John Hurrell – 11 August, 2015
Le Lievre's deep and ominous Motherwellian shapes, wobbly tidal edges, peeking underlays, frenzied striations, glowing feathery rivulets, delayed dribbles and tremulously brittle pencil lines nod to Bambury's purple and pale green planes, wave to Calder's curling black cords that suspend her trussed up pupae-pod paint-skins - also the splayed spindly stool legs that hold up her folded, shiny multi-coloured Stack - and hail the glittering frosted glass surfaces of Amsel and their deep pellucid pools within.
Helen Calder, Shannon Novak, Marie Le Lievre, Stephen Bambury, Galia Amsel
Solid Colour Part 1
Curated by Trish Clark
22 July - 11 August 2015
This carefully laid out exhibition - with its systematically organised planes of conversing colours and echoing textural and linear arrays - (in its first section) brings together five very varied artists to compare approaches to, and viewer experience of, colour. In title it might called ‘Solid,’ but that is only because we are not seeing evanescent fog, spray or hovering mist, but materials of dense consistency that are stable. Much of the colour here is thin, layered, linear, and sparkling in its transparency - yet firmly palpable with assertive physical presence.
Stephen Bambury has the gallery’s dominant high wall with a huge two-canvas painting (No.38 (After Kave)) from the early eighties - a magnificent work that explores vertical extension and delicate matte layering - yet he is upstaged by the four, organic, glossy glazed canvases of Marie Le Lievre. Her deep and ominous Motherwellian shapes, wobbly tidal edges, peeking underlays, frenzied striations, glowing feathery rivulets, delayed dribbles and tremulously brittle pencil lines nod to Bambury’s purple and pale green planes, wave to Helen Calder’s curling black cords that suspend her trussed up pupae-pod paint-skins - also the splayed spindly stool legs that hold up her folded, shiny multi-coloured Stack - and hail the glittering frosted glass surfaces of Galia Amsel and their deep pellucid pools within.

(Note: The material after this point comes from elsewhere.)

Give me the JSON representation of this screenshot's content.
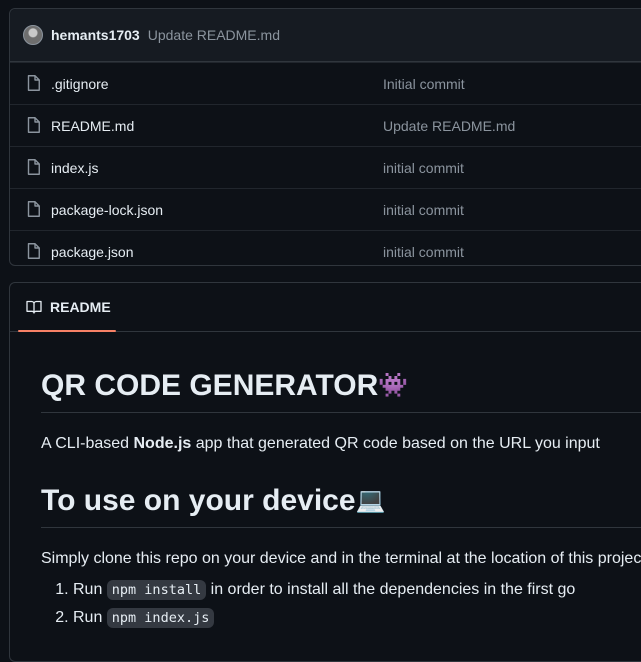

Around the corner near the office, Myers Playground, Shannon Novak’s meditative video, on a dark plasma screen, presents intermittently spaced, vertical coloured lines that sprout glowing geometrical shapes and sing dissonant music notes (unique to each hue), before contracting, descending, and fading to oblivion. This intricate, delicate work has infinities with the intricate and delicate qualities of the two very small Bamburys: orange and black (Colour Work/FSBWOBS204) / green and white (Colour Work/SFVL539). One hot, the other cold, these compact little rectangles - squat columns with stunted interlocking arms - splay out from the wall like horns, playing a gentle flicker with alternating chromatic slivers.
This exhibition is a particularly satisfying combination of colour, shape, transparency, form, line, sound and movement: a successful fusion of sculpture, painting, video and gallery architecture. And while the Novak, Amsel and Calder works tend to be tucked away in corners with Le Lievre and Bambury taking the central positions, there is an impressive cohesion to this show, an attention to detail where spatially peripheral works feed off the items that have initial impact and offer something of themselves to the alert viewer. This is a balanced installational osmosis where they are not ignored. Clever stuff.
Love to hear orchestral classical music live?
CLICK HERE to follow this orchestra’s adventurous performing programme
Two Rooms presents a program of residencies and projects
by leading international and New Zealand contemporary artists.
To read a transcript of the panel discussion “Whose Oceania?” held recently in London, and more on NZ arts abroad, CLICK HERE